Jin Jiangbo: Boundless, 2011

Image: Jin Jiangbo, Boundless, 2011
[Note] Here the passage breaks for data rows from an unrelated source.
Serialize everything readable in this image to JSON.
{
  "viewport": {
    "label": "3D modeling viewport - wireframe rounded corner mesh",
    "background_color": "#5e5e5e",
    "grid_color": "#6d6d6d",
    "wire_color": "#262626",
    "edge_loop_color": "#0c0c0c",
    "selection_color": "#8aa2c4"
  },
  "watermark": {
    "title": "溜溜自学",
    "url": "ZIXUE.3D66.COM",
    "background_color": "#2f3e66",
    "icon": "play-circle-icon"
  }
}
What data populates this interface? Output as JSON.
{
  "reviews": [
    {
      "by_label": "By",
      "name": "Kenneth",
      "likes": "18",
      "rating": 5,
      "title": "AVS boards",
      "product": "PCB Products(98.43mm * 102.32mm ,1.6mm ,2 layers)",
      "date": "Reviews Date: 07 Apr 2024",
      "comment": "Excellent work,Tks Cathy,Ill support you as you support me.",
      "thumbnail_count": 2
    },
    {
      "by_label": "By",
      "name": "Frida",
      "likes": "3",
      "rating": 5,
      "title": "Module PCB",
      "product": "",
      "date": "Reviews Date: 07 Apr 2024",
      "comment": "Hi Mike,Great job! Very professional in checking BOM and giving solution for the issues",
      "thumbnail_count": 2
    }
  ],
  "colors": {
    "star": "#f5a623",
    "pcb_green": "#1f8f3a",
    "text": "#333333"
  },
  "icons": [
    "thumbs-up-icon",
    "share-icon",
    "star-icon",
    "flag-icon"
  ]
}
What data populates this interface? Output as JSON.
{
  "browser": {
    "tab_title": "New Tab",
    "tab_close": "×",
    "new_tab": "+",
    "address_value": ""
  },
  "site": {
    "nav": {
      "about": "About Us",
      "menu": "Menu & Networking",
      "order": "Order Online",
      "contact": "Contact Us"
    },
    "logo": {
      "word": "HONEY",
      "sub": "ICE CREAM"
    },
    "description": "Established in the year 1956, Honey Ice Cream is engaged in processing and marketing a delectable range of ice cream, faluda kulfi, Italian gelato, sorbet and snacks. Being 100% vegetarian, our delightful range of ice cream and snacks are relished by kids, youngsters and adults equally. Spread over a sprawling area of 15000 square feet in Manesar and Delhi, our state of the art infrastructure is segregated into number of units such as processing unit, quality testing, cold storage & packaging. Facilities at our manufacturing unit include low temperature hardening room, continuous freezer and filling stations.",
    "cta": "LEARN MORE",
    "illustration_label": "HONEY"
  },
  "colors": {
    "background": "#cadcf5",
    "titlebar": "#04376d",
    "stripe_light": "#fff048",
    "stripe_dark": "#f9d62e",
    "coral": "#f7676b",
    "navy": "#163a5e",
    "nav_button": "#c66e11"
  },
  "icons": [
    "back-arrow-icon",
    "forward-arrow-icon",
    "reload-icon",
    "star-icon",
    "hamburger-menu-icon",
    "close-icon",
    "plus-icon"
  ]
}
Jin Jiangbo’s ‘Dialogue with Nature’ reflects the vitality and excitement of a lot of photography in China where diverse approaches are adopted in completely fresh ways. Perhaps best known for his social-political essay on the abandonment of huge factories originally established by foreign companies to exploit China’s labour market, (view previous portfolio) this body of work depicts iconic New Zealand landscape views with a decidedly Chinese flavour. His use of digital photography and electronic chirographic after affects exudes confidence and delight, as “our” familiar subject matter is colonised and delightfully exoticised in gorgeous hybrid prints. Up-close, the unusual texture of Jin’s large prints remind me more of the smudgy detail of early chromolithography than any other printing processes. They form an interesting comparison with both the inventive vinyl-cutting machine derived printed surfaces of Peter Gibson-Smith’s reinterpretations of historical photographs. And contrast with the smooth, crisp merging of painted geometrical forms over a digital self-image in Liyen Chong’s work.
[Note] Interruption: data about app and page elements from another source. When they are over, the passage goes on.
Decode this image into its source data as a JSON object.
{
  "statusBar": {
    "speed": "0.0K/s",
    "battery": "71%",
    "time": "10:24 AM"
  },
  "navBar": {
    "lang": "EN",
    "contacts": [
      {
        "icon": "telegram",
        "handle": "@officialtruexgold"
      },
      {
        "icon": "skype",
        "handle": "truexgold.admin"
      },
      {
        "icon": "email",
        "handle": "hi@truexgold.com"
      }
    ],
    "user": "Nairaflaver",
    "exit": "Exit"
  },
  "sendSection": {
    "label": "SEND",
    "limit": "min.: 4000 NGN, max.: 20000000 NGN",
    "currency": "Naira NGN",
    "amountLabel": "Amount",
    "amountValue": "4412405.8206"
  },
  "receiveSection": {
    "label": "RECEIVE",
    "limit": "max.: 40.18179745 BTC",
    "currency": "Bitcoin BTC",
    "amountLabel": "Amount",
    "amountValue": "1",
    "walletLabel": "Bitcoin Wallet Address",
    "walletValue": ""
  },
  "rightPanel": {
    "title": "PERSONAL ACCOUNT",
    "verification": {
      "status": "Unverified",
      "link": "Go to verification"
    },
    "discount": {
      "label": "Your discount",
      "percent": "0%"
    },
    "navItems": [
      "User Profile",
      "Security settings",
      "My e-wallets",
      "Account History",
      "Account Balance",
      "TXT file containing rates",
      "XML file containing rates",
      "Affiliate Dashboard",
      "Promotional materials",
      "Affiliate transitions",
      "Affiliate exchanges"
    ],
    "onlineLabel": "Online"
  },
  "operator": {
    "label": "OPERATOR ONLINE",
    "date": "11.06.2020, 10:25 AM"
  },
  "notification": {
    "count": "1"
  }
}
Images: (L) Peter Gibson-Smith, work from Wasteland series, (R) Liyen Chong, Of Positions and half Positions having several marks at once.

The influence of modernism on Frank Hofmann’s photography is made clear in Leonard Bell’s exhibition and catalogue, ‘From Prague to Auckland. The photographs of Frank Hofmann (1916-1989)’. While on the subject of photographic printing, I should point out that the Frank Hofmann exhibition, drawn from several collections, includes some of his finest vintage prints and images, as well as some of architectural subjects that were clearly not made for exhibition, but help clarify his broad involvement in the arts. Hofmann’s 1945 ‘Bookplate Design’, used on the cover of Len Bell’s publication, is a modernist masterpiece, that shows Hofmann at his best.
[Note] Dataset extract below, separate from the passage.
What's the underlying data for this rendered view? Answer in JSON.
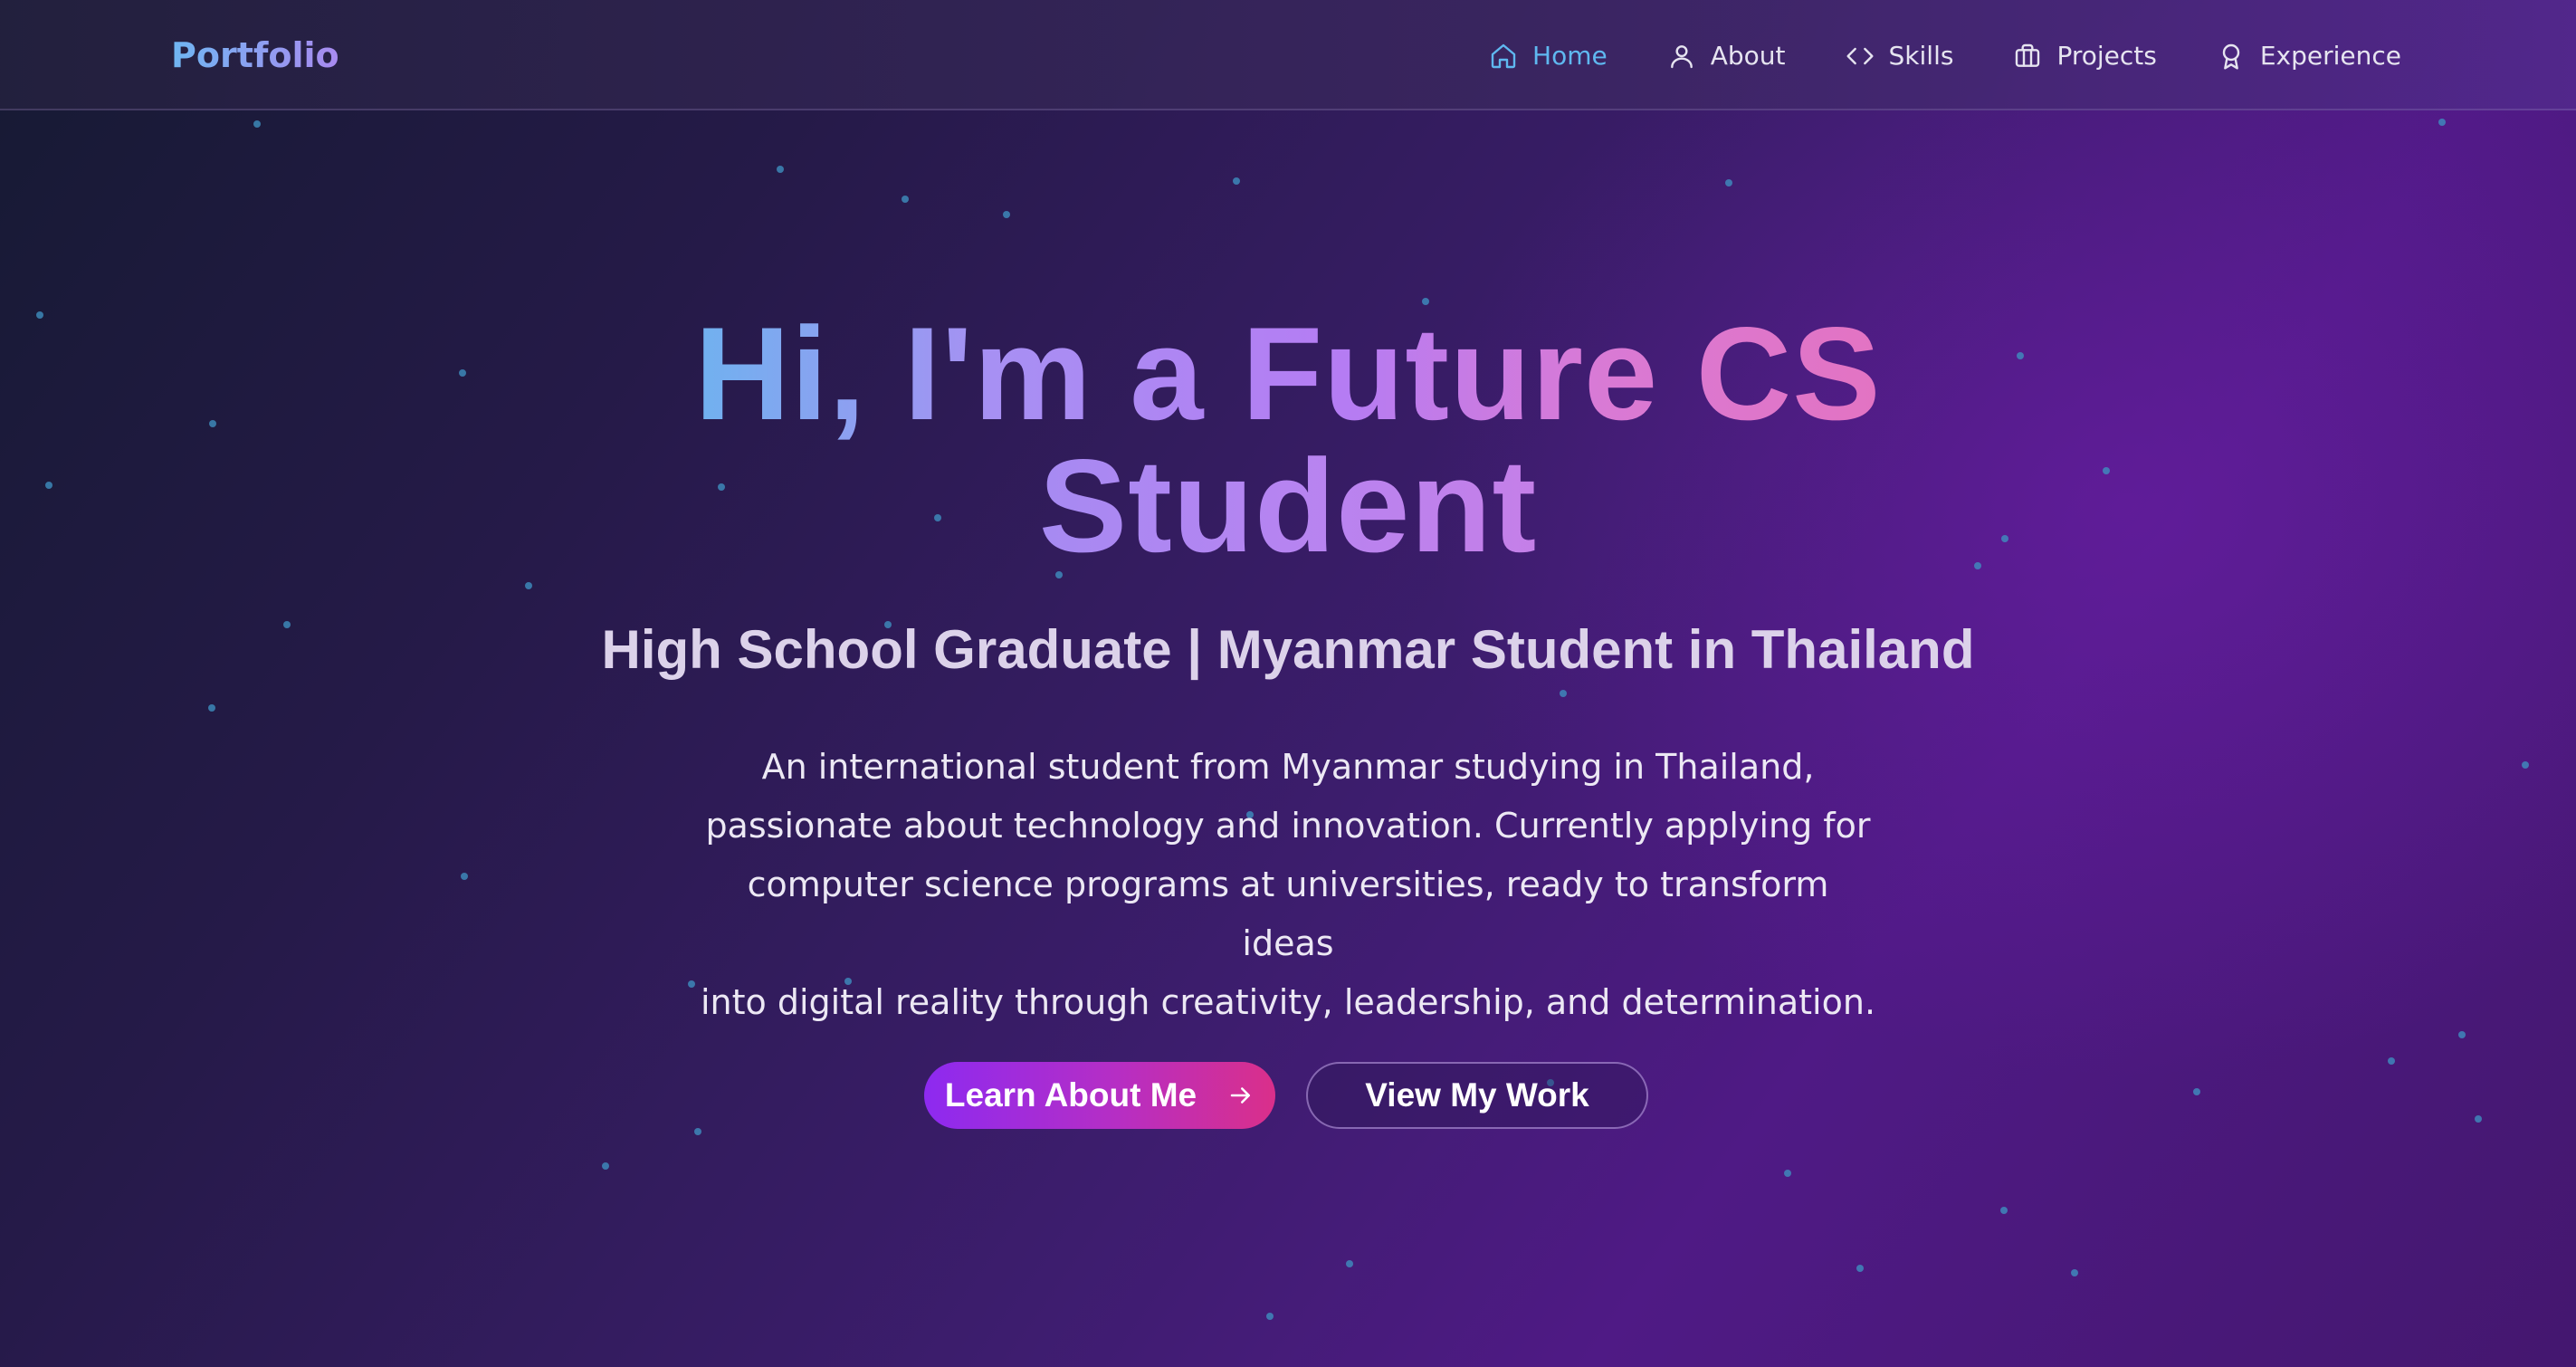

Alfred Gregory (1913-2010), was chief photographer with the team that took Edmund Hillary and Tenzing Norgay to the summit of Everest in 1953. A lively mix of his outstanding vintage and recent prints are on show until 11 September at Peter Webb Galleries (Newmarket).

Roberta Thornley’s ‘Anthem’ (Tim Melville Gallery, Newmarket), is a Spartan display of recent work by this uncompromising talent. Visually, Chong’s glossy surfaced works share something of the classical glossy photographic print look of Roberta Thornley’s mysterious prints, and that also of some of the best reprints of Alfred Gregory’s most distinctive alpine photographs. Gregory’s superb close portrait of an exhausted Ed Hillary also connects with Thornley’s portrayals of athletes.

Images: (L) Alfred Gregory, Ed Hillary, 1953, (R) Roberta Thornley, Jenny, 2011

All of these shows reward a visit, and the Gregory show, which closes this Sunday, includes magnificent photographs of wild animals by Nick Brandt, whose large format folio was impressive and practical for displaying so much work. both photographers are promoted by Philip Kulpa. View here

Exhibition details

Jin Jiangbo: Dialogue with Nature, 20 August – 17 September 2011. Starkwhite Gallery, 510 Karangahape Road, Auckland, New Zealand. Phone 307 0703.

From Prague to Auckland: the photographs of Frank Hofmann (1916-89), and Liyen Chong: Of Positions and half Positions having several marks at once. 26 August – 29 October 2011. Gus Fisher Gallery, Kenneth Myers Centre, 74 Shortland Street, Auckland. Tuesday – Friday 10am – 5pm Saturday 12pm – 4pm. Closed Public Holidays. Phone:(09) 923 6646.

Peter Gibson-Smith ‘Wasteland’, to 10 September 2011, Bath Street Gallery, 43 Bath Street, Parnell, Auckland. Gallery hours: Tues / Fri 10.00am-5.30pm, Sat 11.am-3.00pm. Telephone (09) 377 5171.

Roberta Thornley ‘Anthem’, 6 September to 1 October 2011. Tim Melville Gallery, 11 McColl Street, Newmarket, Auckland. Phone: (09) 520-5891. Tuesday – Friday 11am – 6pm, Saturday 11am – 3pm, or by appointment.

Alfred Gregory: From Everest To Blackpool, Webb’s, 18 Manukau Road, Newmarket, Auckland. 2 Sept – Sunday 11 September 2011. Hours 9:00am to 5:30pm Monday to Friday, and Saturday and Sunday – as advertised for viewings. Ph: (09) 524 6804.